Then George Drake invited me to show a large stone sculpture in a memorial exhibition for influential B.C. sculptor David Marshall. The venue was the Big Rock Garden in Bellingham Washington, a beautiful forest park in the city where I had exhibited Kekule’s Dream years earlier. I had no large completed stone sculptures, and the only possibility was to carve what I’d been imagining for the standing granite and there were only 2 months to do it.
To produce the kind of curvature I wanted and remove stone quickly, I made a series of fret cuts with a diamond saw blade, angled at 30 degrees to the vertical. I sunk the blade straight into the granite every ¾” or so, then broke out the ridges between them with a pneumatic hammer. Once I’d planned it and laid it out, that ‘roughing out’ took several hours.

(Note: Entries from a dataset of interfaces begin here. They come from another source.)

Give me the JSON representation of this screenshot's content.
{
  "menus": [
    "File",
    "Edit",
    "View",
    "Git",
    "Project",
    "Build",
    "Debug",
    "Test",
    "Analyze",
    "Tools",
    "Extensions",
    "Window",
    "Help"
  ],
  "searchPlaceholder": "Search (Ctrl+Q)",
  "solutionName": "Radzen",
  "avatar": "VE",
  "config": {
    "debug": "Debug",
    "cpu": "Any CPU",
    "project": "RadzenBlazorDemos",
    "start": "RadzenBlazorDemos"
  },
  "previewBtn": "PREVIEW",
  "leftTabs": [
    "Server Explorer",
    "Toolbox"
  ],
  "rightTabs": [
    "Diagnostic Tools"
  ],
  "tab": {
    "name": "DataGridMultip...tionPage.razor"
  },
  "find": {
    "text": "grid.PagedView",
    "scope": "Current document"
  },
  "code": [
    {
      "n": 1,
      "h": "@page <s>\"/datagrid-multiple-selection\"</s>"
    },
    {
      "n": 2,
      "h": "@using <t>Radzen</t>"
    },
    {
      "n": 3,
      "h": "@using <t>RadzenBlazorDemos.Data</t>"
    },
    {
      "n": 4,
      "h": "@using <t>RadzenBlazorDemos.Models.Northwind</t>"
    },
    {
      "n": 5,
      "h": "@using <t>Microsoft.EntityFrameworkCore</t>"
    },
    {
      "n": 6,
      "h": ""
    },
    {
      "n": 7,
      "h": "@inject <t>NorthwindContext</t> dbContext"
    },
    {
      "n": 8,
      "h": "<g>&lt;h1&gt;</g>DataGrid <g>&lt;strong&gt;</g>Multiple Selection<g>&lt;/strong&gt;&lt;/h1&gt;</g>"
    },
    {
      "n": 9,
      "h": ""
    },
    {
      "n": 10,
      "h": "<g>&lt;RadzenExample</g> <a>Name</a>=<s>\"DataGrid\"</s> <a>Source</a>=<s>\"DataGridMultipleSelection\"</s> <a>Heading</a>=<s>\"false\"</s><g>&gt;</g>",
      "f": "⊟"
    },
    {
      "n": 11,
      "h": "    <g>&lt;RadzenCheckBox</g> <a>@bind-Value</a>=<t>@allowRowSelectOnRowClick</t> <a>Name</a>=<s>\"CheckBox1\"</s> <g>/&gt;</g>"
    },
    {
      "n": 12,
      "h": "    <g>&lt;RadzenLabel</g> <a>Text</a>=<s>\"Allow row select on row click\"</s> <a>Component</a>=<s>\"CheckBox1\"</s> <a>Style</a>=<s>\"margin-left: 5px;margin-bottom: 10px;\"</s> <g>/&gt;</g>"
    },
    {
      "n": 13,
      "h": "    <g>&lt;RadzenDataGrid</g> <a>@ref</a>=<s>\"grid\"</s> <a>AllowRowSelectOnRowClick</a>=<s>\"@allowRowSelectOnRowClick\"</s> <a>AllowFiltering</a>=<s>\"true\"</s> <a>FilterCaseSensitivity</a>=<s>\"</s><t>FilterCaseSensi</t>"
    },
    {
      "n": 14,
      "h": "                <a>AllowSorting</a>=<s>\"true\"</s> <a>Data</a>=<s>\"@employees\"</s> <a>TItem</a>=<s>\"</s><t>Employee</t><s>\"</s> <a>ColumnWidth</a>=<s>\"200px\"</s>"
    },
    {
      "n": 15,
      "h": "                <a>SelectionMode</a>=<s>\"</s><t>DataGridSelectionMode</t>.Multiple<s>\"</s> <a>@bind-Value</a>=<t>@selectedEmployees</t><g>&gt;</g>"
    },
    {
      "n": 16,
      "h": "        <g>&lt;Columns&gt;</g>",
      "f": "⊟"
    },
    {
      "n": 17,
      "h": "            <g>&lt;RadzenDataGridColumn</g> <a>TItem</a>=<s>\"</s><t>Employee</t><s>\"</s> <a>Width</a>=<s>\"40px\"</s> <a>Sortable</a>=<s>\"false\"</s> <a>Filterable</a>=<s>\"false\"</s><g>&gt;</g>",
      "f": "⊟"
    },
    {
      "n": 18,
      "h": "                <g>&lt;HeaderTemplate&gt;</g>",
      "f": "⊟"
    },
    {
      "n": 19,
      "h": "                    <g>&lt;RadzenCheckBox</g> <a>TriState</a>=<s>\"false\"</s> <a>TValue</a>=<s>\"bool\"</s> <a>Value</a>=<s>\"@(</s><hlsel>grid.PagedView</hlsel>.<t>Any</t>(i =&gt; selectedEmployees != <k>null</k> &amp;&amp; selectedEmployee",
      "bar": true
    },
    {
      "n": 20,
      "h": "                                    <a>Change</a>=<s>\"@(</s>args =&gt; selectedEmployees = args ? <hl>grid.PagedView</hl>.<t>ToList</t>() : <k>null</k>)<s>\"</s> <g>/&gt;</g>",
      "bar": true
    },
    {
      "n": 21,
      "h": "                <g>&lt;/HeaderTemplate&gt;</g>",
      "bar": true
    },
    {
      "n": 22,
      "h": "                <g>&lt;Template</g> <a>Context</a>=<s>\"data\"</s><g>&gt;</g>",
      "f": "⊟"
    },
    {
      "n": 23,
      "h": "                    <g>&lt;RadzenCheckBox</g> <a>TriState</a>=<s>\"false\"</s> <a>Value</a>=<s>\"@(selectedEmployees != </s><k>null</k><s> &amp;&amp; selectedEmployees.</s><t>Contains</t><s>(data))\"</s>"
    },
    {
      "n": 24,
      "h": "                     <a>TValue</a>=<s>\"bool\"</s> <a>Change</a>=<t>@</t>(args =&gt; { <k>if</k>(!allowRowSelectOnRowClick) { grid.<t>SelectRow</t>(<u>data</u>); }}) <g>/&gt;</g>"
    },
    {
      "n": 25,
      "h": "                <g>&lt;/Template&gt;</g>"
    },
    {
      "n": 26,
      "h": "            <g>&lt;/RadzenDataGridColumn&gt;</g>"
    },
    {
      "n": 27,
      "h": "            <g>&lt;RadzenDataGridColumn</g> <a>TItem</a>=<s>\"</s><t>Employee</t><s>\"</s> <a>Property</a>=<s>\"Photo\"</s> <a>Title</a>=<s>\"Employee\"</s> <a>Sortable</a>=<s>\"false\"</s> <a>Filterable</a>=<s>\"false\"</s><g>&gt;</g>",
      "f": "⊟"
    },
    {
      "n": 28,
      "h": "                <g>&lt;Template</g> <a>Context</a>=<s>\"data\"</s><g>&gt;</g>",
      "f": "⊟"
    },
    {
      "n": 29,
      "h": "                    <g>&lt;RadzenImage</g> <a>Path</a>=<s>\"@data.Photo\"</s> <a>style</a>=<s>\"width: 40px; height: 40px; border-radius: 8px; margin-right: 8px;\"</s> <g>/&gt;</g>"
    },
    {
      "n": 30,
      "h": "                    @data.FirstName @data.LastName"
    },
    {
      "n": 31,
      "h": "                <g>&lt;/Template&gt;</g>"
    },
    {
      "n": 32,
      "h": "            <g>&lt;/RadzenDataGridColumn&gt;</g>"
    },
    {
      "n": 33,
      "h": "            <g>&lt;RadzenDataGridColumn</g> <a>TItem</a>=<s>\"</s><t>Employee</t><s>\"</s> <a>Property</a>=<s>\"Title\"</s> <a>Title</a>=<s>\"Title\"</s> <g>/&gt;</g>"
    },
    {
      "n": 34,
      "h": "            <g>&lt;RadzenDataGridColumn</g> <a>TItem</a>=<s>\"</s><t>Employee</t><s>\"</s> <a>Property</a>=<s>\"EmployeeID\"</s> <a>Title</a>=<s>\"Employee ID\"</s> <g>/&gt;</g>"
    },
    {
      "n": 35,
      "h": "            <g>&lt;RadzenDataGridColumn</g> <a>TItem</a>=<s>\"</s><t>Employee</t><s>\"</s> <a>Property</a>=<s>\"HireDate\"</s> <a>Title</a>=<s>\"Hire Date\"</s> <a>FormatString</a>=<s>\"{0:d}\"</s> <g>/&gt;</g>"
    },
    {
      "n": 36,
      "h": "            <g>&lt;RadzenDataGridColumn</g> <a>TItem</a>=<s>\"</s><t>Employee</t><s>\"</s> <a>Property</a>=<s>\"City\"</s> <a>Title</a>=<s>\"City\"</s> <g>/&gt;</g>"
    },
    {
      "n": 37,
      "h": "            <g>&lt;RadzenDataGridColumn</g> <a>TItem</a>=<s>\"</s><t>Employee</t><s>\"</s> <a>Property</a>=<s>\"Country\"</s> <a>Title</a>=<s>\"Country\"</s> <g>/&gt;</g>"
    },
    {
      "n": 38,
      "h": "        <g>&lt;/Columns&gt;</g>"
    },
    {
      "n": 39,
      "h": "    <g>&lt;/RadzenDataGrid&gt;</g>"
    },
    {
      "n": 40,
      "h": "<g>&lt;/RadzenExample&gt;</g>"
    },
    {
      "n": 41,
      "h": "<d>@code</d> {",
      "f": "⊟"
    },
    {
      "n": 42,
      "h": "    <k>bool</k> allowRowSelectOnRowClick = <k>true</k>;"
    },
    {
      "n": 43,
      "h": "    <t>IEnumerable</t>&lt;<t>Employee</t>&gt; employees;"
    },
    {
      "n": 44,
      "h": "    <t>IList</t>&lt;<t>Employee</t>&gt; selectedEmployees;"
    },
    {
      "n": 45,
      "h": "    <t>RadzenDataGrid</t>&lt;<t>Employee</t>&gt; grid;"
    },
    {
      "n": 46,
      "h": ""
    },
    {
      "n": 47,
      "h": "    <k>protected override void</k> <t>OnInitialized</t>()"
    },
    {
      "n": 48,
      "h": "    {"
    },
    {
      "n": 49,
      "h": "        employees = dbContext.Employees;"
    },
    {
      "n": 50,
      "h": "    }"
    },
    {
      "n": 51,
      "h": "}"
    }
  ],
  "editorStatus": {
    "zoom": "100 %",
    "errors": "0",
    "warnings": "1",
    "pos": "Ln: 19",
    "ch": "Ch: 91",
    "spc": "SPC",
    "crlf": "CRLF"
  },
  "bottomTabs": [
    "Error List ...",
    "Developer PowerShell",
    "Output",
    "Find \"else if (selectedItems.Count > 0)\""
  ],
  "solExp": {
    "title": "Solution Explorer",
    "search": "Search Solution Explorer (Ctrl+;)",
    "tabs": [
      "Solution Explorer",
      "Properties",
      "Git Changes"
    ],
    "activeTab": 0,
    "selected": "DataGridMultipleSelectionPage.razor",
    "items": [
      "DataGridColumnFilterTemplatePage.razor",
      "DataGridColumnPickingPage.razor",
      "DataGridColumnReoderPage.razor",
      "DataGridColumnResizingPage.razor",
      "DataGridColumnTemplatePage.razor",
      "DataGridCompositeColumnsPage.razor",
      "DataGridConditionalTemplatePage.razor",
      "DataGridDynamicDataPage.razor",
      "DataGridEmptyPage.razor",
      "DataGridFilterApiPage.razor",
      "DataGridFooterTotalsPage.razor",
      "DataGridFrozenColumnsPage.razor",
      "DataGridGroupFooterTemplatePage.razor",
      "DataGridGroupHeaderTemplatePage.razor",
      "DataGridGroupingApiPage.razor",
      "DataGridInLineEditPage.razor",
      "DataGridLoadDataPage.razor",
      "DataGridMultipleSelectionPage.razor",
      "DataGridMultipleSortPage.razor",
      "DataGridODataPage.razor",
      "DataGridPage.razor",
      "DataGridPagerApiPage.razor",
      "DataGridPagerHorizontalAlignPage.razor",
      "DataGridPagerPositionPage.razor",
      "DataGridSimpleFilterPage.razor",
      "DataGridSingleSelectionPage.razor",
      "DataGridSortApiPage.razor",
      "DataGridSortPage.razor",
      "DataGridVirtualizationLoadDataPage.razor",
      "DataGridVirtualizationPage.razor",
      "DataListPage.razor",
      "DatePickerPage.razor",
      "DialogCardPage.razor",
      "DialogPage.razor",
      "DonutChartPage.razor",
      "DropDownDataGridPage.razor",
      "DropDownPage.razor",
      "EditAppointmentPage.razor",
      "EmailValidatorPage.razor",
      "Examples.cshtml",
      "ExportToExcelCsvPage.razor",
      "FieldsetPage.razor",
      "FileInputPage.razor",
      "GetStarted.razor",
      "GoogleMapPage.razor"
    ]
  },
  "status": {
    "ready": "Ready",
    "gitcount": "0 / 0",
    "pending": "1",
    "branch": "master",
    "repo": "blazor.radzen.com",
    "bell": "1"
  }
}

The rest took a lot longer, especially since I had to maintain the same curvature for about 5 feet. Except for the tall curved inside surface and a thin ribbon of stone that I polished, I carved all the rest with bushing chisels in a pneumatic hammer. Those surfaces remain rough.
Photos by Lee Gass.